What you have to do — Every line below must be copied as written, except for pictures.

Data records for software interfaces —
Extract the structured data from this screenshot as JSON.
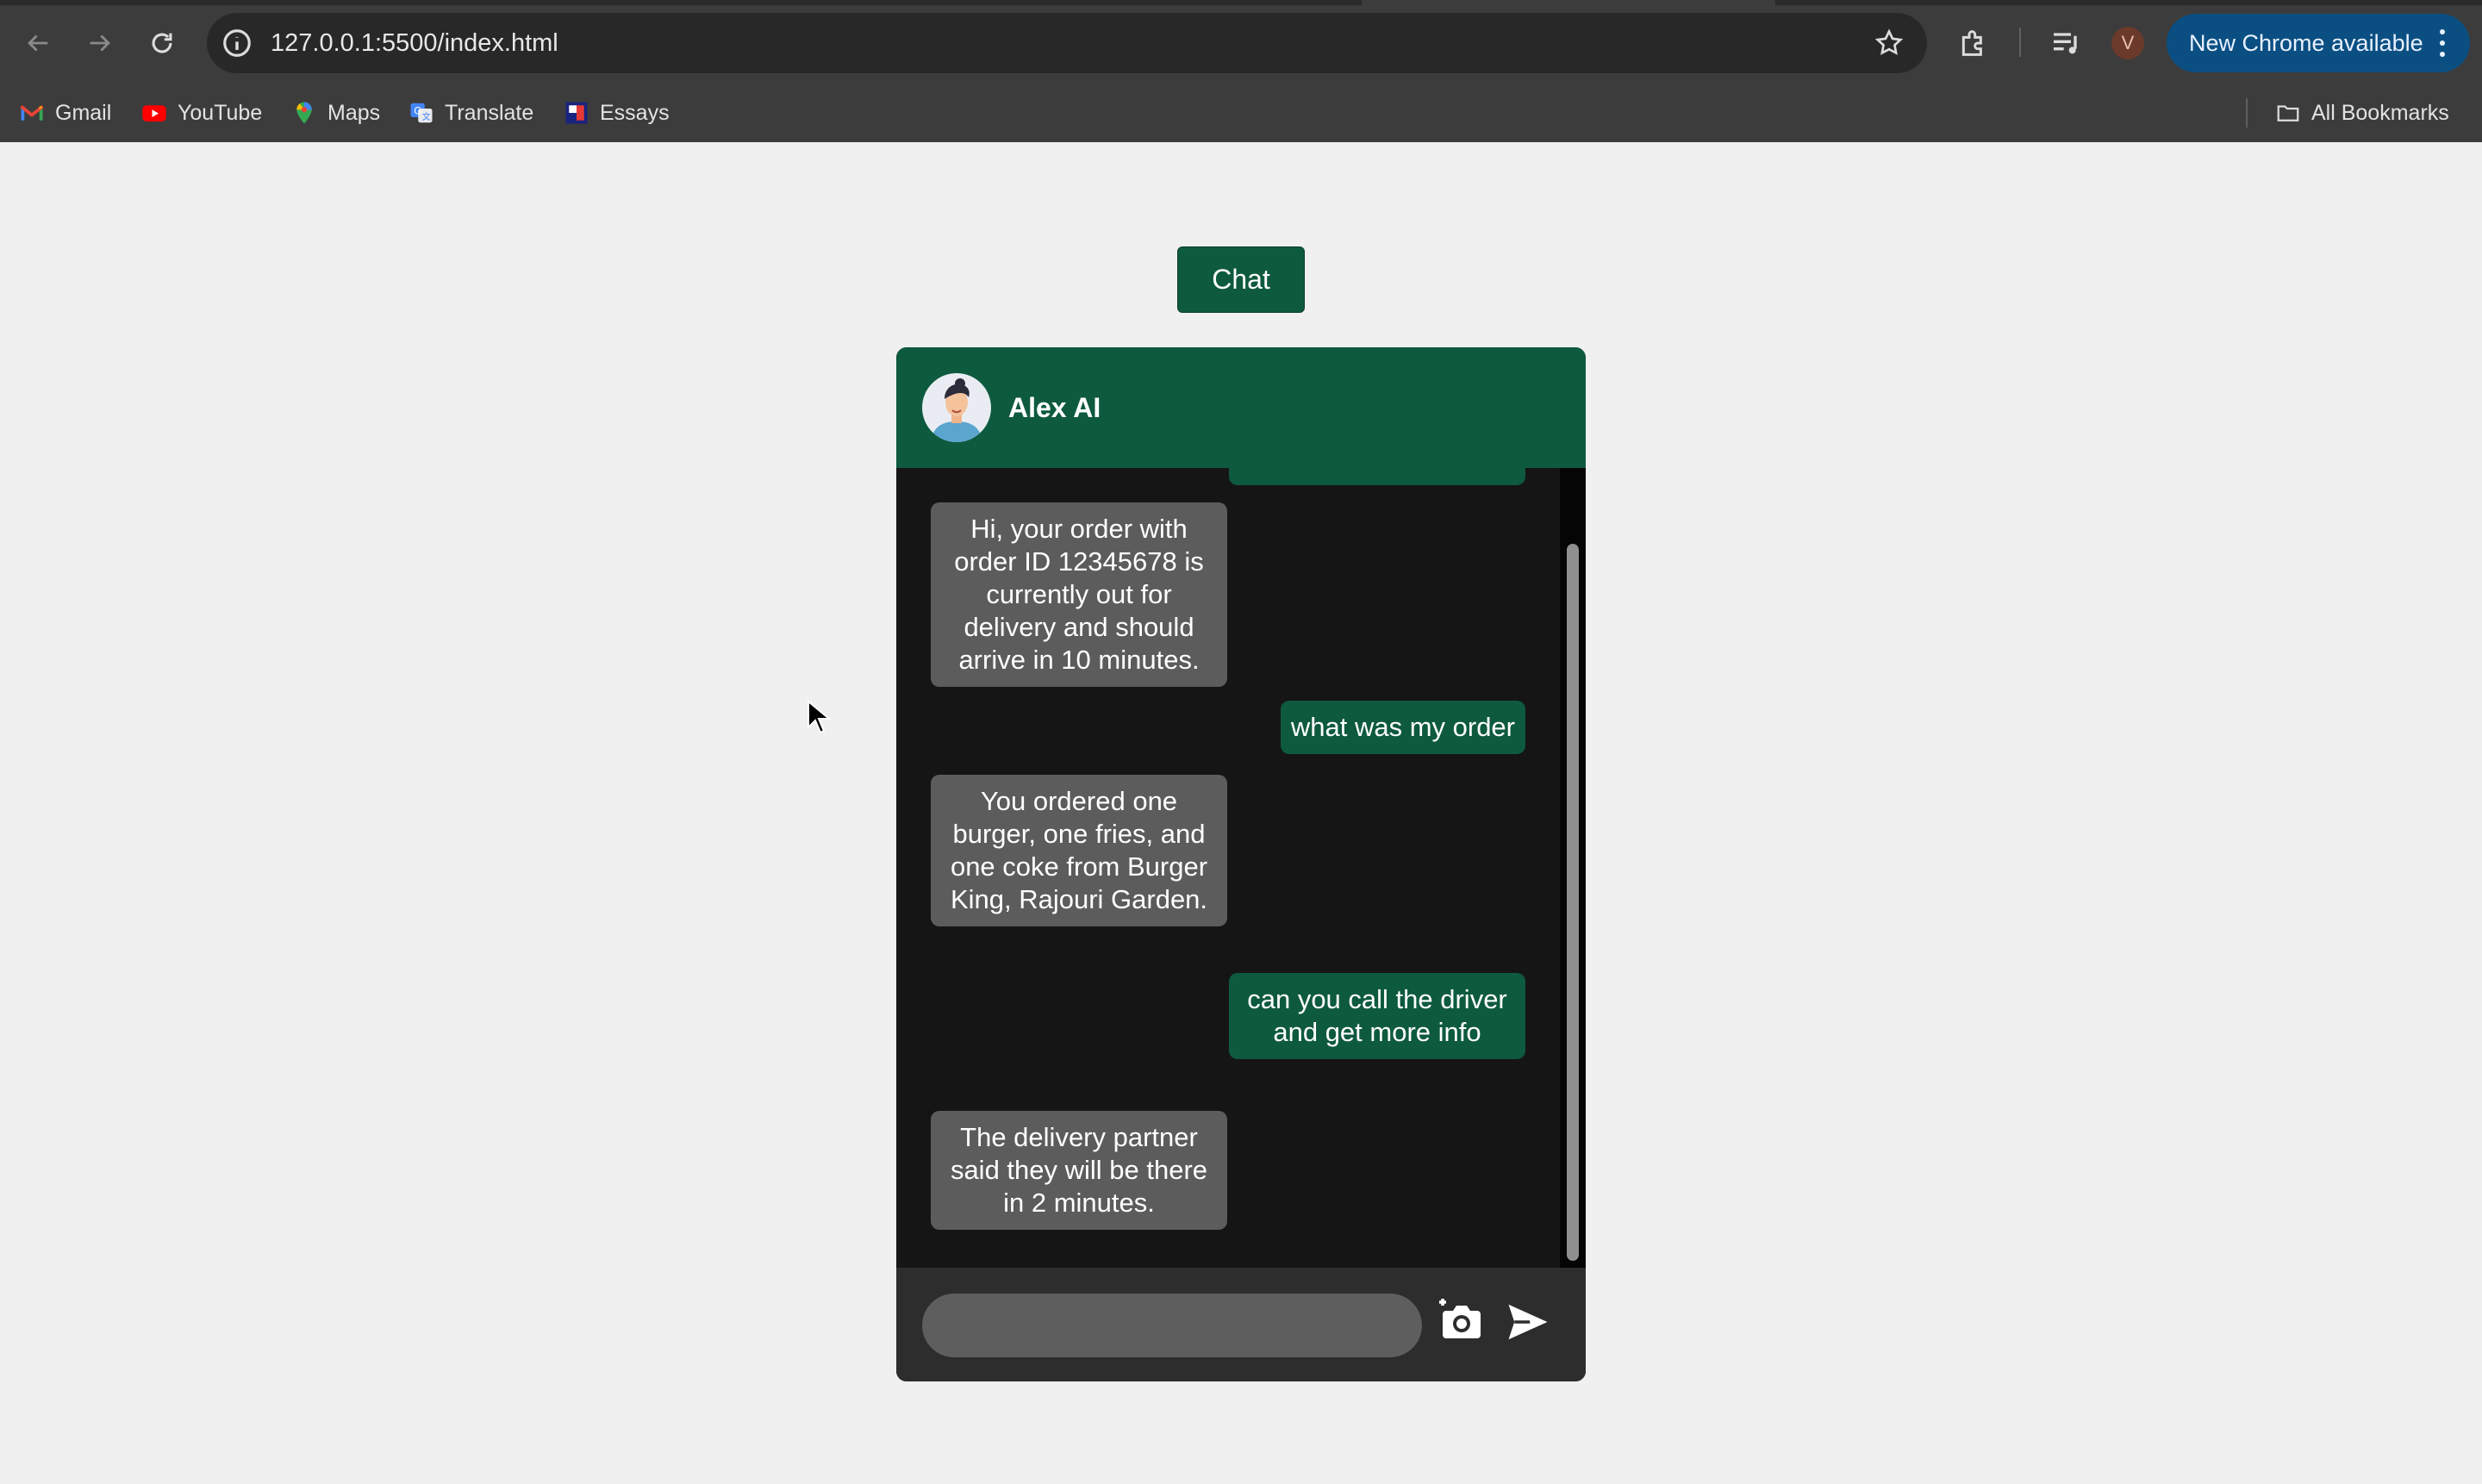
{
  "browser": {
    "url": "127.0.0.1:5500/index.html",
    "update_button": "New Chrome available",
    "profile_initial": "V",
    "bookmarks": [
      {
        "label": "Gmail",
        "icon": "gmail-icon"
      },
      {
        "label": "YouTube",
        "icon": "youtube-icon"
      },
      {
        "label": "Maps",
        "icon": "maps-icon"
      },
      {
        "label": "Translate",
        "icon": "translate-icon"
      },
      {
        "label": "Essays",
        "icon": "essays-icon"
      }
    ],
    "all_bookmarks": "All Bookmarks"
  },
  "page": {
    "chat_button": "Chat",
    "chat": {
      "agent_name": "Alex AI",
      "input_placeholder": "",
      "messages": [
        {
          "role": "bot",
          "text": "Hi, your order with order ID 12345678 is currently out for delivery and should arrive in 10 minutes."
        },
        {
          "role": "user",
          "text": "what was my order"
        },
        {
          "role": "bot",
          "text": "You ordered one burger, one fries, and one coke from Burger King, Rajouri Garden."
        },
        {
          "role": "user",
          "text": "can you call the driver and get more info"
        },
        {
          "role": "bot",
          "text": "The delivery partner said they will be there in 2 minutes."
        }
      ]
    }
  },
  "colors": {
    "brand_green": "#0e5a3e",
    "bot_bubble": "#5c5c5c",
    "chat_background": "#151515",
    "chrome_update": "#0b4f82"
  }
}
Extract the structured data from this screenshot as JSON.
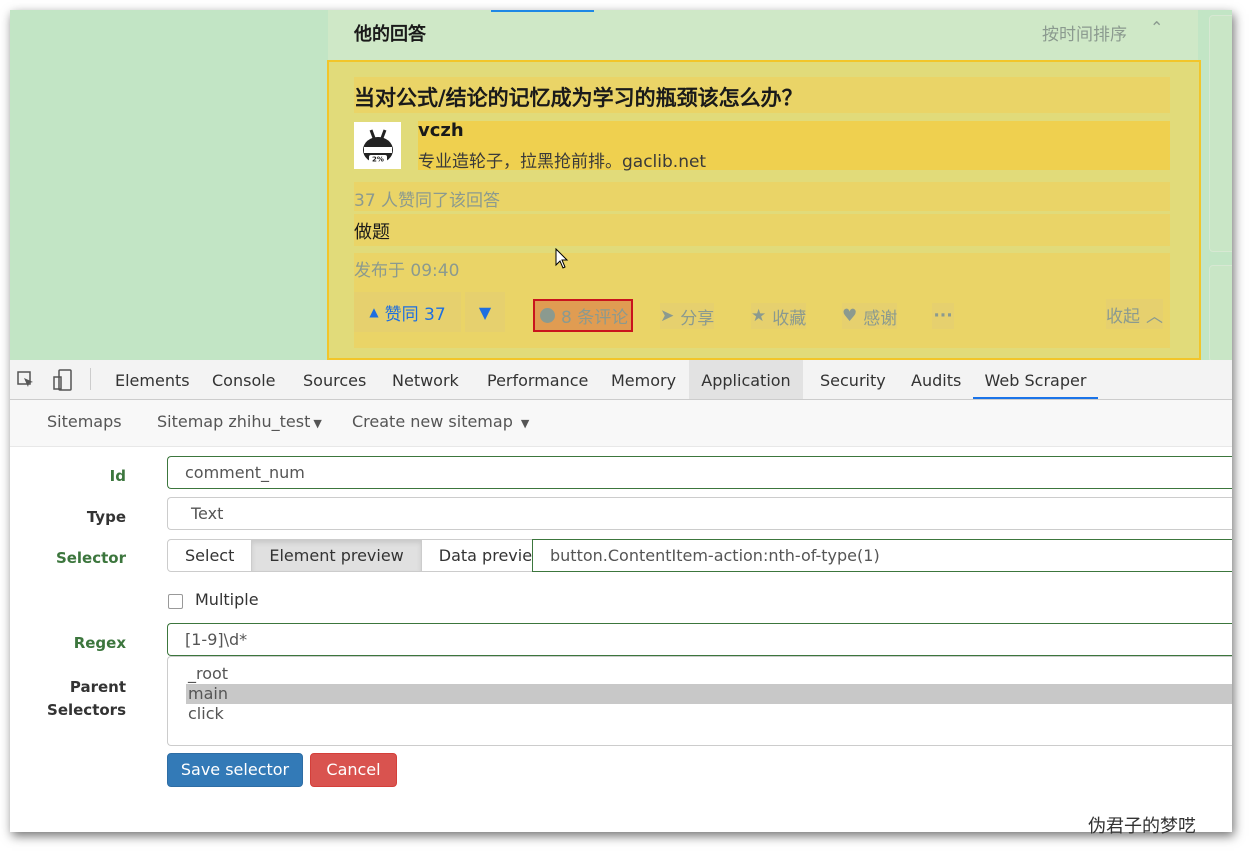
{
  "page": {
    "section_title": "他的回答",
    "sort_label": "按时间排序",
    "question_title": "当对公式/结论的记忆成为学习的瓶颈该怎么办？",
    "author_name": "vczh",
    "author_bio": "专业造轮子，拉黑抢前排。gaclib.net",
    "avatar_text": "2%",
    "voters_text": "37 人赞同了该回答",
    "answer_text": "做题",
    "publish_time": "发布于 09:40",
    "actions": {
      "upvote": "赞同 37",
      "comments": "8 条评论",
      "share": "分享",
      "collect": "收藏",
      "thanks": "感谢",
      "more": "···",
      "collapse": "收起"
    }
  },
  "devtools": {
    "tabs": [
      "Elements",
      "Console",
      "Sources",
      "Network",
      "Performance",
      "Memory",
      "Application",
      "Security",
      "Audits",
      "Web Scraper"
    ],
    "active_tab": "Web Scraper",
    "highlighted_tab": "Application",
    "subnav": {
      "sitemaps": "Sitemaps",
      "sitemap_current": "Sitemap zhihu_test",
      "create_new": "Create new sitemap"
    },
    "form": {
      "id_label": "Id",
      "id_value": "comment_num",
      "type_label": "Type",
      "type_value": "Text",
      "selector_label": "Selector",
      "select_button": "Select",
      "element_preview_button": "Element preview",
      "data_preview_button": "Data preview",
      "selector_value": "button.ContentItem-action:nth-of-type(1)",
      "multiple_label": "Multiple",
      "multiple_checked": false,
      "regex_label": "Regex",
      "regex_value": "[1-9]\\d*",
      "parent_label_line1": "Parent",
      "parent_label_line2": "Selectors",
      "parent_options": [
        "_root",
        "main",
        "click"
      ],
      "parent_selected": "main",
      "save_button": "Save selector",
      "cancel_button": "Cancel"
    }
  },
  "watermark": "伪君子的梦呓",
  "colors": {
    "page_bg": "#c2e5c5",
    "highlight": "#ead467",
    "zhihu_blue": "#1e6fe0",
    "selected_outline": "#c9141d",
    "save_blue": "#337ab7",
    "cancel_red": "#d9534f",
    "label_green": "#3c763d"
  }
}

Exercise result —
Extract the structured data from this screenshot as JSON.
{
  "browser": {
    "url": "127.0.0.1:5500/index.html",
    "update_button": "New Chrome available",
    "profile_initial": "V",
    "bookmarks": [
      {
        "label": "Gmail",
        "icon": "gmail-icon"
      },
      {
        "label": "YouTube",
        "icon": "youtube-icon"
      },
      {
        "label": "Maps",
        "icon": "maps-icon"
      },
      {
        "label": "Translate",
        "icon": "translate-icon"
      },
      {
        "label": "Essays",
        "icon": "essays-icon"
      }
    ],
    "all_bookmarks": "All Bookmarks"
  },
  "page": {
    "chat_button": "Chat",
    "chat": {
      "agent_name": "Alex AI",
      "input_placeholder": "",
      "messages": [
        {
          "role": "bot",
          "text": "Hi, your order with order ID 12345678 is currently out for delivery and should arrive in 10 minutes."
        },
        {
          "role": "user",
          "text": "what was my order"
        },
        {
          "role": "bot",
          "text": "You ordered one burger, one fries, and one coke from Burger King, Rajouri Garden."
        },
        {
          "role": "user",
          "text": "can you call the driver and get more info"
        },
        {
          "role": "bot",
          "text": "The delivery partner said they will be there in 2 minutes."
        }
      ]
    }
  },
  "colors": {
    "brand_green": "#0e5a3e",
    "bot_bubble": "#5c5c5c",
    "chat_background": "#151515",
    "chrome_update": "#0b4f82"
  }
}
Extract the structured data from this screenshot as JSON.
{
  "page": {
    "section_title": "他的回答",
    "sort_label": "按时间排序",
    "question_title": "当对公式/结论的记忆成为学习的瓶颈该怎么办？",
    "author_name": "vczh",
    "author_bio": "专业造轮子，拉黑抢前排。gaclib.net",
    "avatar_text": "2%",
    "voters_text": "37 人赞同了该回答",
    "answer_text": "做题",
    "publish_time": "发布于 09:40",
    "actions": {
      "upvote": "赞同 37",
      "comments": "8 条评论",
      "share": "分享",
      "collect": "收藏",
      "thanks": "感谢",
      "more": "···",
      "collapse": "收起"
    }
  },
  "devtools": {
    "tabs": [
      "Elements",
      "Console",
      "Sources",
      "Network",
      "Performance",
      "Memory",
      "Application",
      "Security",
      "Audits",
      "Web Scraper"
    ],
    "active_tab": "Web Scraper",
    "highlighted_tab": "Application",
    "subnav": {
      "sitemaps": "Sitemaps",
      "sitemap_current": "Sitemap zhihu_test",
      "create_new": "Create new sitemap"
    },
    "form": {
      "id_label": "Id",
      "id_value": "comment_num",
      "type_label": "Type",
      "type_value": "Text",
      "selector_label": "Selector",
      "select_button": "Select",
      "element_preview_button": "Element preview",
      "data_preview_button": "Data preview",
      "selector_value": "button.ContentItem-action:nth-of-type(1)",
      "multiple_label": "Multiple",
      "multiple_checked": false,
      "regex_label": "Regex",
      "regex_value": "[1-9]\\d*",
      "parent_label_line1": "Parent",
      "parent_label_line2": "Selectors",
      "parent_options": [
        "_root",
        "main",
        "click"
      ],
      "parent_selected": "main",
      "save_button": "Save selector",
      "cancel_button": "Cancel"
    }
  },
  "watermark": "伪君子的梦呓",
  "colors": {
    "page_bg": "#c2e5c5",
    "highlight": "#ead467",
    "zhihu_blue": "#1e6fe0",
    "selected_outline": "#c9141d",
    "save_blue": "#337ab7",
    "cancel_red": "#d9534f",
    "label_green": "#3c763d"
  }
}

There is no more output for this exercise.